We have a secrecy problem. This may seem odd to say in an era when the most intimate details of individuals’ lives are routinely on public display. Yet government is moving behind closed doors, and this is the wrong direction. I am dismayed by public officials’ growing reluctance to conduct the public’s business in public.
City and town councils regularly go into executive session to discuss “personnel issues” that often don’t need to be handled in private. At the state level, lawmakers exempt themselves from public records laws, underfund public watchdogs and exempt lobbying expenditures from sunshine laws.
Meanwhile, contributors to federal campaigns increasingly manage to avoid disclosure of their political activities. Government contractors are rarely subject to the transparency rules that affect federal agencies. Routine information is classified and kept secret. Members of Congress increasingly rely on omnibus spending bills put together behind closed doors by a handful of leaders and congressional staff with no public scrutiny.

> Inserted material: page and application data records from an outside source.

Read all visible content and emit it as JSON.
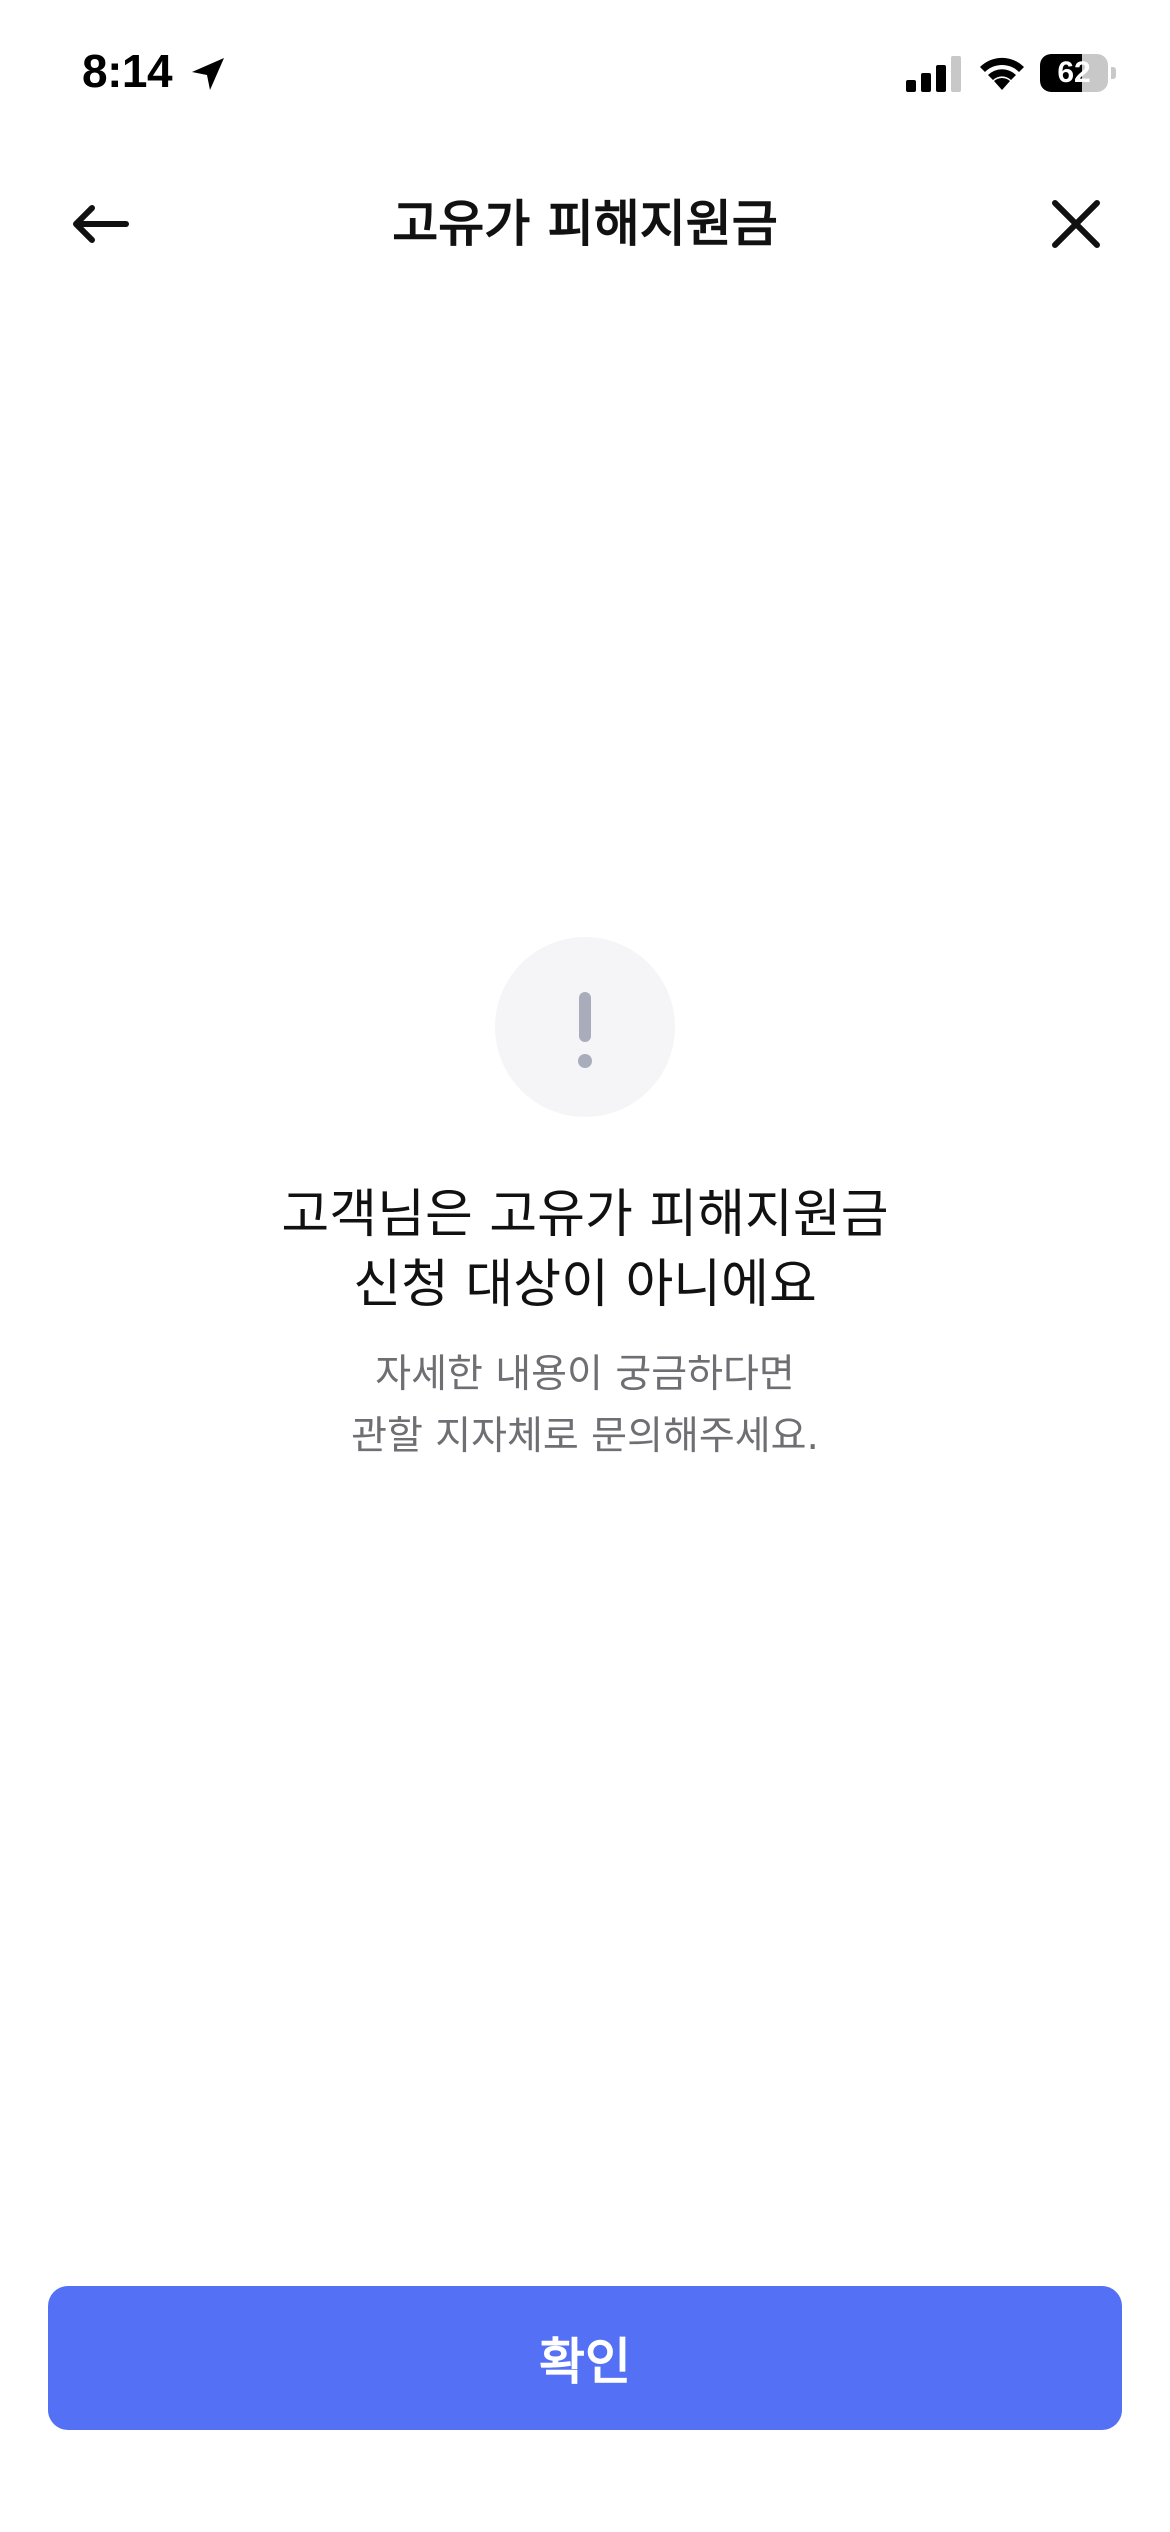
{
  "status_bar": {
    "time": "8:14",
    "battery_level": "62",
    "battery_fraction": 0.62,
    "icons": [
      "location-arrow-icon",
      "cellular-signal-icon",
      "wifi-icon",
      "battery-icon"
    ]
  },
  "header": {
    "title": "고유가 피해지원금",
    "back_icon": "arrow-left-icon",
    "close_icon": "close-icon"
  },
  "message": {
    "icon": "exclamation-icon",
    "title_lines": [
      "고객님은 고유가 피해지원금",
      "신청 대상이 아니에요"
    ],
    "description_lines": [
      "자세한 내용이 궁금하다면",
      "관할 지자체로 문의해주세요."
    ]
  },
  "actions": {
    "confirm_label": "확인"
  },
  "colors": {
    "accent": "#5470f5",
    "icon_circle": "#f5f5f7",
    "exclamation": "#a9adbb",
    "secondary_text": "#6e6e73"
  }
}
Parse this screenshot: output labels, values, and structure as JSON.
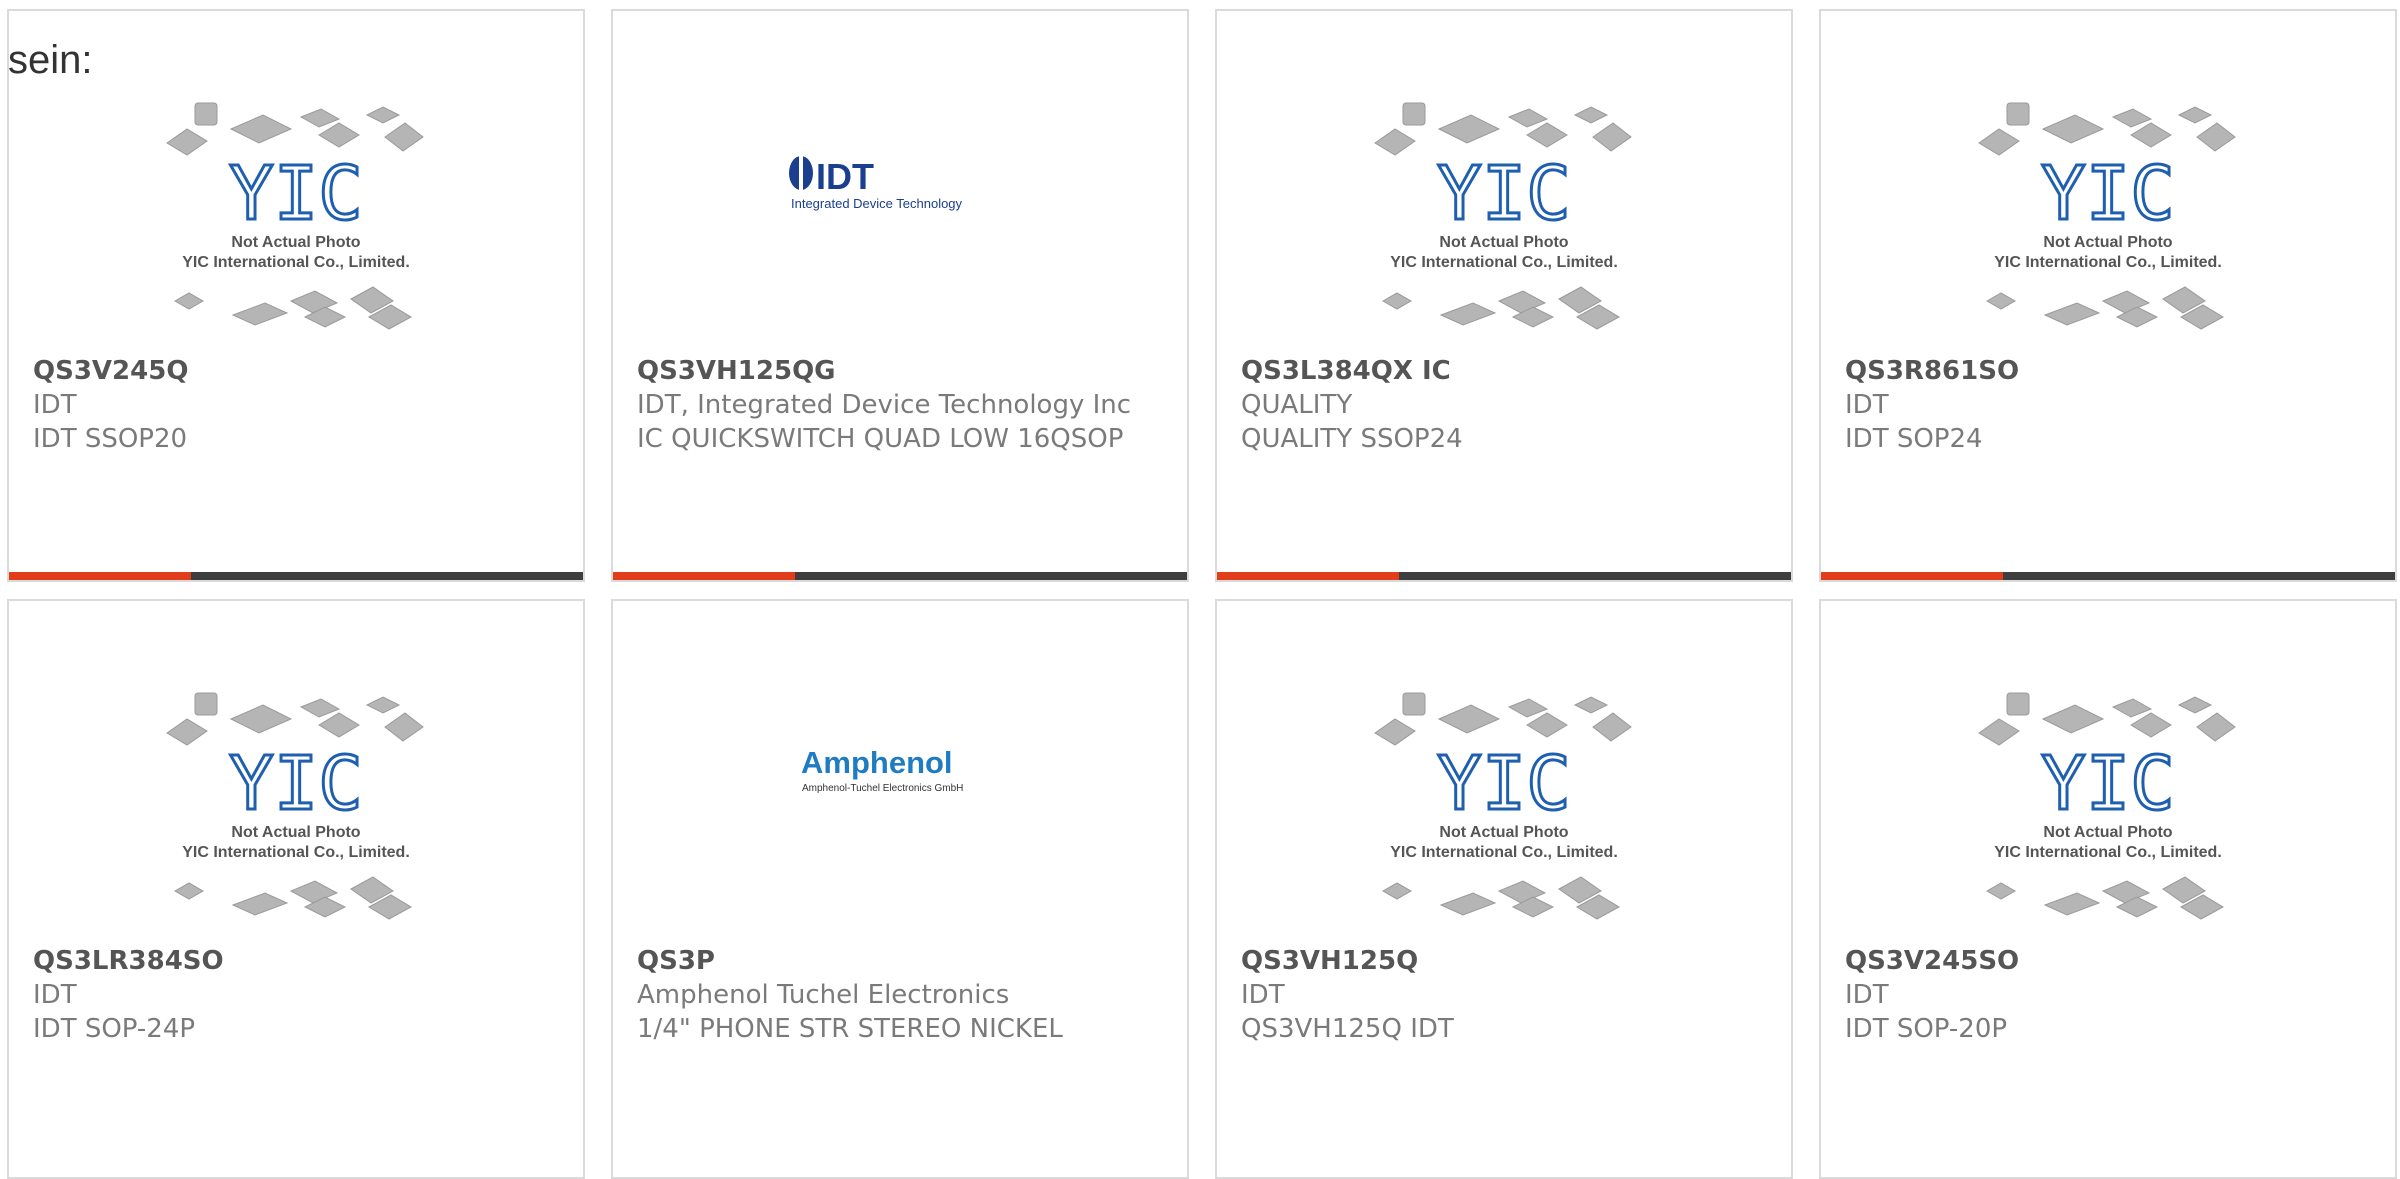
{
  "lead_text": "sein:",
  "placeholder": {
    "line1": "Not Actual Photo",
    "line2": "YIC International Co., Limited.",
    "mark": "YIC"
  },
  "logos": {
    "idt": {
      "mark": "IDT",
      "tagline": "Integrated Device Technology"
    },
    "amphenol": {
      "mark": "Amphenol",
      "tagline": "Amphenol-Tuchel Electronics GmbH"
    }
  },
  "products": [
    {
      "part": "QS3V245Q",
      "manufacturer": "IDT",
      "desc": "IDT SSOP20",
      "image": "placeholder"
    },
    {
      "part": "QS3VH125QG",
      "manufacturer": "IDT, Integrated Device Technology Inc",
      "desc": "IC QUICKSWITCH QUAD LOW 16QSOP",
      "image": "idt"
    },
    {
      "part": "QS3L384QX IC",
      "manufacturer": "QUALITY",
      "desc": "QUALITY SSOP24",
      "image": "placeholder"
    },
    {
      "part": "QS3R861SO",
      "manufacturer": "IDT",
      "desc": "IDT SOP24",
      "image": "placeholder"
    },
    {
      "part": "QS3LR384SO",
      "manufacturer": "IDT",
      "desc": "IDT SOP-24P",
      "image": "placeholder"
    },
    {
      "part": "QS3P",
      "manufacturer": "Amphenol Tuchel Electronics",
      "desc": "1/4\" PHONE STR STEREO NICKEL",
      "image": "amphenol"
    },
    {
      "part": "QS3VH125Q",
      "manufacturer": "IDT",
      "desc": "QS3VH125Q IDT",
      "image": "placeholder"
    },
    {
      "part": "QS3V245SO",
      "manufacturer": "IDT",
      "desc": "IDT SOP-20P",
      "image": "placeholder"
    }
  ],
  "colors": {
    "accent_bar": "#e23d1b",
    "dark_bar": "#3e3e3e",
    "yic_blue": "#1f5fb0",
    "idt_blue": "#1a3f8f",
    "amphenol_blue": "#1f7cc0"
  }
}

Most notably, secrecy extends to national security issues. There are some government secrets that are necessary to protect, and a balance has to be struck between security and openness. But those who favor secrecy should make their case in public and not rely on the adage, “Trust me.”
Openness is not a panacea, but it makes good government more likely. Representative democracy depends on our ability to know what’s being done in our name. We cannot exercise the discriminating judgment required of citizens about politics, policies and politicians if we do not know what they are doing.
Nor is it possible to maintain the checks and balances required under our Constitution without openness and transparency. We have to shine a bright light on the actions of public officials so that it’s more likely they’ll act with integrity. Justice Louis Brandeis gave perhaps the most famous formulation of this requirement in his 1913 statement: “Sunlight is said to be the best of disinfectants.”
But Judge Damon Keith of the Sixth Circuit Court of Appeals put an exclamation point on the idea in a 2002 ruling preventing the government from conducting secret deportation hearings without proving the need for secrecy. “Democracies,” he wrote, “die behind closed doors.”
Lee Hamilton is director of the Center on Congress at Indiana University. He represented Indiana’s 9th Congressional District as a Democratic member of the U.S. House of Representatives for 34 years.